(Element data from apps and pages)
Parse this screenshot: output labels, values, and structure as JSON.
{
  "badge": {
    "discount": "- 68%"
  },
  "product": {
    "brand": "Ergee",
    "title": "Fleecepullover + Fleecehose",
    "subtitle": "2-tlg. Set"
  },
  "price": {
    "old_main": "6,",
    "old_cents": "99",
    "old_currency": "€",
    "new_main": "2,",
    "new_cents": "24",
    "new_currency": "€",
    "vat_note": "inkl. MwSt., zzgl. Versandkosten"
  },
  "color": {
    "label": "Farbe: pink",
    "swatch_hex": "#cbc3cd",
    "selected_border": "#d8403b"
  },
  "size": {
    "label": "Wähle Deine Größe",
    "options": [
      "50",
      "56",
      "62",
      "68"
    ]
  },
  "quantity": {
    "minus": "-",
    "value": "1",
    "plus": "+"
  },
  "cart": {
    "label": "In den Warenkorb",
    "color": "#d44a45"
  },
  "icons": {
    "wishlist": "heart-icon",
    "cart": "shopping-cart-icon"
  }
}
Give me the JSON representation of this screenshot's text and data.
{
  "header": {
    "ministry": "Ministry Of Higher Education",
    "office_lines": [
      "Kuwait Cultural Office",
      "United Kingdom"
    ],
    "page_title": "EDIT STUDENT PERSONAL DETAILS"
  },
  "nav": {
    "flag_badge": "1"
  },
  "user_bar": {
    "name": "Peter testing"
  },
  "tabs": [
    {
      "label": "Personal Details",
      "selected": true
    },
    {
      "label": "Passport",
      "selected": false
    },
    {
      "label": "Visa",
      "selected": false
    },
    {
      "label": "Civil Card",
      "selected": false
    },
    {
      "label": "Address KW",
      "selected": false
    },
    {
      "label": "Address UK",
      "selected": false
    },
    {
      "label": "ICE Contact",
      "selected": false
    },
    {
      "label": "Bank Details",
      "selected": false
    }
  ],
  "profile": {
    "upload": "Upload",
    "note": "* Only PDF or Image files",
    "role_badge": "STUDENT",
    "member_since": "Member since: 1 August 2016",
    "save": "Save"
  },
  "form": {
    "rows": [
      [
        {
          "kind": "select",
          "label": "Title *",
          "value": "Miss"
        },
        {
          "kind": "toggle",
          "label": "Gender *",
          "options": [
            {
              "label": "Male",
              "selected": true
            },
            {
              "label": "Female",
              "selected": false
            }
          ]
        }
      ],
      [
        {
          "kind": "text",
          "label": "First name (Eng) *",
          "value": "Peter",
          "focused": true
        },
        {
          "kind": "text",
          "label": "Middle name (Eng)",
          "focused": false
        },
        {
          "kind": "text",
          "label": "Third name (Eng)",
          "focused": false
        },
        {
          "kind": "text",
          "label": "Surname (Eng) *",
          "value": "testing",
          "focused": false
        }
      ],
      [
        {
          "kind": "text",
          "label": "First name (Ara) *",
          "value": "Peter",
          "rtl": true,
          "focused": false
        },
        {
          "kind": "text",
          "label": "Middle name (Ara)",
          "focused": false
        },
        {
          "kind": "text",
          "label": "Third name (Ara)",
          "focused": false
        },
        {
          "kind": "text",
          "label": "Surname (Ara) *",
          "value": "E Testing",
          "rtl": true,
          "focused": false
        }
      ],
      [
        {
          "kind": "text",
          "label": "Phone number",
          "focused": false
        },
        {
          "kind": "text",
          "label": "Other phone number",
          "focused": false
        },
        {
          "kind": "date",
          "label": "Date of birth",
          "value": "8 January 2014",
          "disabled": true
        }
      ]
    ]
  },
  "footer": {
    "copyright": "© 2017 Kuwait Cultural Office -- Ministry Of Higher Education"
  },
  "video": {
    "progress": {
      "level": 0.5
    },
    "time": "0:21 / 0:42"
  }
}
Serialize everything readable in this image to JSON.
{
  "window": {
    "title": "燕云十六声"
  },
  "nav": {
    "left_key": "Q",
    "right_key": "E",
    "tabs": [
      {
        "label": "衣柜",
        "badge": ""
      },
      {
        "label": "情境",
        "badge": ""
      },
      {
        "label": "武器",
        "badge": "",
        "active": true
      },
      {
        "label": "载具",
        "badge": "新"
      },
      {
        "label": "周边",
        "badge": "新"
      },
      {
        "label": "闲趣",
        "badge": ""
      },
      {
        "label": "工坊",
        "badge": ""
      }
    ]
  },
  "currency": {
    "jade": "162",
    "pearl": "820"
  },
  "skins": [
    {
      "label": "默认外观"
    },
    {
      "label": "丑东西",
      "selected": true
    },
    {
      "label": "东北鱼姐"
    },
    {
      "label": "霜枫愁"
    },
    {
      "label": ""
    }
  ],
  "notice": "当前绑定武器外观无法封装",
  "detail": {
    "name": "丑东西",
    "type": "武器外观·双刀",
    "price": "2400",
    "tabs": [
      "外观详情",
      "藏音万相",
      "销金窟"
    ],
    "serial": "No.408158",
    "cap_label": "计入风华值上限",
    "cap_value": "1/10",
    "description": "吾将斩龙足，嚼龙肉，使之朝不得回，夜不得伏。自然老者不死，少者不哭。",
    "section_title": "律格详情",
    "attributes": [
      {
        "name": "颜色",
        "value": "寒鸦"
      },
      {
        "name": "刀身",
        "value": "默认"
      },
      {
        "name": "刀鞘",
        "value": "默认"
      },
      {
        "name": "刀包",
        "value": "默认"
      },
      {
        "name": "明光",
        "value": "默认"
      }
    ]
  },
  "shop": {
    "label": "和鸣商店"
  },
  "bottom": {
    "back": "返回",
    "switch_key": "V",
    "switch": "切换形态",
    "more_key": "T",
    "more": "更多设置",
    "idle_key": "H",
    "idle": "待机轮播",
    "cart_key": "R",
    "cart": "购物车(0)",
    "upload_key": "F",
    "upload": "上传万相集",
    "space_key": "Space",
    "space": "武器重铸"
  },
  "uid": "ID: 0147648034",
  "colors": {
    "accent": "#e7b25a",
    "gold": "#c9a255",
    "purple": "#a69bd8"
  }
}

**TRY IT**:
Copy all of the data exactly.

**YOUR RESPONSE**:
Parse this screenshot: output labels, values, and structure as JSON.
{
  "badge": {
    "discount": "- 68%"
  },
  "product": {
    "brand": "Ergee",
    "title": "Fleecepullover + Fleecehose",
    "subtitle": "2-tlg. Set"
  },
  "price": {
    "old_main": "6,",
    "old_cents": "99",
    "old_currency": "€",
    "new_main": "2,",
    "new_cents": "24",
    "new_currency": "€",
    "vat_note": "inkl. MwSt., zzgl. Versandkosten"
  },
  "color": {
    "label": "Farbe: pink",
    "swatch_hex": "#cbc3cd",
    "selected_border": "#d8403b"
  },
  "size": {
    "label": "Wähle Deine Größe",
    "options": [
      "50",
      "56",
      "62",
      "68"
    ]
  },
  "quantity": {
    "minus": "-",
    "value": "1",
    "plus": "+"
  },
  "cart": {
    "label": "In den Warenkorb",
    "color": "#d44a45"
  },
  "icons": {
    "wishlist": "heart-icon",
    "cart": "shopping-cart-icon"
  }
}
Give me the JSON representation of this screenshot's text and data.
{
  "header": {
    "ministry": "Ministry Of Higher Education",
    "office_lines": [
      "Kuwait Cultural Office",
      "United Kingdom"
    ],
    "page_title": "EDIT STUDENT PERSONAL DETAILS"
  },
  "nav": {
    "flag_badge": "1"
  },
  "user_bar": {
    "name": "Peter testing"
  },
  "tabs": [
    {
      "label": "Personal Details",
      "selected": true
    },
    {
      "label": "Passport",
      "selected": false
    },
    {
      "label": "Visa",
      "selected": false
    },
    {
      "label": "Civil Card",
      "selected": false
    },
    {
      "label": "Address KW",
      "selected": false
    },
    {
      "label": "Address UK",
      "selected": false
    },
    {
      "label": "ICE Contact",
      "selected": false
    },
    {
      "label": "Bank Details",
      "selected": false
    }
  ],
  "profile": {
    "upload": "Upload",
    "note": "* Only PDF or Image files",
    "role_badge": "STUDENT",
    "member_since": "Member since: 1 August 2016",
    "save": "Save"
  },
  "form": {
    "rows": [
      [
        {
          "kind": "select",
          "label": "Title *",
          "value": "Miss"
        },
        {
          "kind": "toggle",
          "label": "Gender *",
          "options": [
            {
              "label": "Male",
              "selected": true
            },
            {
              "label": "Female",
              "selected": false
            }
          ]
        }
      ],
      [
        {
          "kind": "text",
          "label": "First name (Eng) *",
          "value": "Peter",
          "focused": true
        },
        {
          "kind": "text",
          "label": "Middle name (Eng)",
          "focused": false
        },
        {
          "kind": "text",
          "label": "Third name (Eng)",
          "focused": false
        },
        {
          "kind": "text",
          "label": "Surname (Eng) *",
          "value": "testing",
          "focused": false
        }
      ],
      [
        {
          "kind": "text",
          "label": "First name (Ara) *",
          "value": "Peter",
          "rtl": true,
          "focused": false
        },
        {
          "kind": "text",
          "label": "Middle name (Ara)",
          "focused": false
        },
        {
          "kind": "text",
          "label": "Third name (Ara)",
          "focused": false
        },
        {
          "kind": "text",
          "label": "Surname (Ara) *",
          "value": "E Testing",
          "rtl": true,
          "focused": false
        }
      ],
      [
        {
          "kind": "text",
          "label": "Phone number",
          "focused": false
        },
        {
          "kind": "text",
          "label": "Other phone number",
          "focused": false
        },
        {
          "kind": "date",
          "label": "Date of birth",
          "value": "8 January 2014",
          "disabled": true
        }
      ]
    ]
  },
  "footer": {
    "copyright": "© 2017 Kuwait Cultural Office -- Ministry Of Higher Education"
  },
  "video": {
    "progress": {
      "level": 0.5
    },
    "time": "0:21 / 0:42"
  }
}
Serialize everything readable in this image to JSON.
{
  "window": {
    "title": "燕云十六声"
  },
  "nav": {
    "left_key": "Q",
    "right_key": "E",
    "tabs": [
      {
        "label": "衣柜",
        "badge": ""
      },
      {
        "label": "情境",
        "badge": ""
      },
      {
        "label": "武器",
        "badge": "",
        "active": true
      },
      {
        "label": "载具",
        "badge": "新"
      },
      {
        "label": "周边",
        "badge": "新"
      },
      {
        "label": "闲趣",
        "badge": ""
      },
      {
        "label": "工坊",
        "badge": ""
      }
    ]
  },
  "currency": {
    "jade": "162",
    "pearl": "820"
  },
  "skins": [
    {
      "label": "默认外观"
    },
    {
      "label": "丑东西",
      "selected": true
    },
    {
      "label": "东北鱼姐"
    },
    {
      "label": "霜枫愁"
    },
    {
      "label": ""
    }
  ],
  "notice": "当前绑定武器外观无法封装",
  "detail": {
    "name": "丑东西",
    "type": "武器外观·双刀",
    "price": "2400",
    "tabs": [
      "外观详情",
      "藏音万相",
      "销金窟"
    ],
    "serial": "No.408158",
    "cap_label": "计入风华值上限",
    "cap_value": "1/10",
    "description": "吾将斩龙足，嚼龙肉，使之朝不得回，夜不得伏。自然老者不死，少者不哭。",
    "section_title": "律格详情",
    "attributes": [
      {
        "name": "颜色",
        "value": "寒鸦"
      },
      {
        "name": "刀身",
        "value": "默认"
      },
      {
        "name": "刀鞘",
        "value": "默认"
      },
      {
        "name": "刀包",
        "value": "默认"
      },
      {
        "name": "明光",
        "value": "默认"
      }
    ]
  },
  "shop": {
    "label": "和鸣商店"
  },
  "bottom": {
    "back": "返回",
    "switch_key": "V",
    "switch": "切换形态",
    "more_key": "T",
    "more": "更多设置",
    "idle_key": "H",
    "idle": "待机轮播",
    "cart_key": "R",
    "cart": "购物车(0)",
    "upload_key": "F",
    "upload": "上传万相集",
    "space_key": "Space",
    "space": "武器重铸"
  },
  "uid": "ID: 0147648034",
  "colors": {
    "accent": "#e7b25a",
    "gold": "#c9a255",
    "purple": "#a69bd8"
  }
}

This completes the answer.